The details of Scotsburn’s agreement to purchase Quebec’s Ailments Lebel Foods, announced on 22 January, remain confidential, although they will likely finalize them in March. Scotsburn’s acquisition is part of a broader strategy to penetrate Canada’s ice cream market and the deal between Saputo and Scotsburn demonstrate its confidence that it can emerge as an innovator in the dessert industry.
Overall, these developments are business as usual. This includes concerns about employment stability and the subsequent loss to communities dependent on Scotsburn for their livelihood. More important is that Scotsburn received $7.5 million in provincial funds in August 2013 to help support the expansion of its Truro operations. Some of the money came in the form of a forgivable loan, although the province earmarked $2 million for purchasing updated processing equipment.
Consequently, the decision to relocate represents a significant departure, since the province assisted Scotsburn to bolster its operations in Atlantic Canada and secure its presence in the region.
Nova Scotian’s should be questioning the province’s decision to allocate provincial funds to Scotsburn.
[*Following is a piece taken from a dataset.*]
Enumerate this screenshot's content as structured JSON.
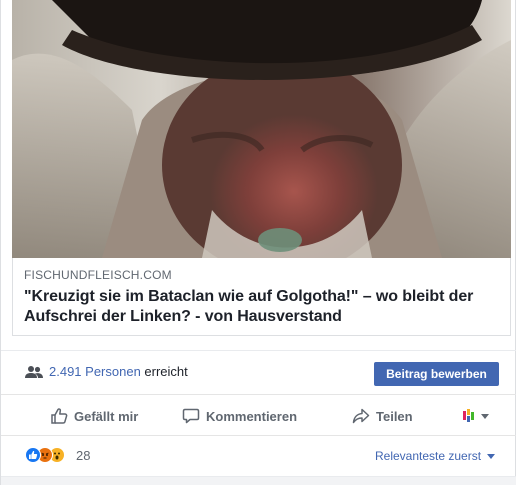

The province provided nearly $10 million in government assistance to secure Scotsburn’s Truro operations and provided additional employment opportunities and it is hardly conceivable that relocating to Quebec will produce those results. In fact, the company’s current business strategy clearly does not require provincial assistance–it is always good to be in a position to sell. The fact that it received such large sums of assistance already is the cause for concern.
Notwithstanding these developments, Scotsburn is seizing an opportunity to narrow its operations and become more profitable. However, this decision is at odds with Nova Scotia’s government, which provided assistance solely for securing Scotsburn’s presence in the province. Government assistance should help the local economy by generating more economic growth, increasing the standard of living, and producing employment opportunities. Scotsburn’s departure from Nova Scotia shows that government assistance is not always the strongest alternative for retaining industry and bolstering economic activity. Indeed, it is possible for some actors to take advantage of these programs and without proper specifications, the likelihood is much greater.
Rachel Lowe is a 2013-2014 Atlantic Institute for Market Studies’ Student Fellow. The views expressed are the opinion of the author and not necessarily the Institute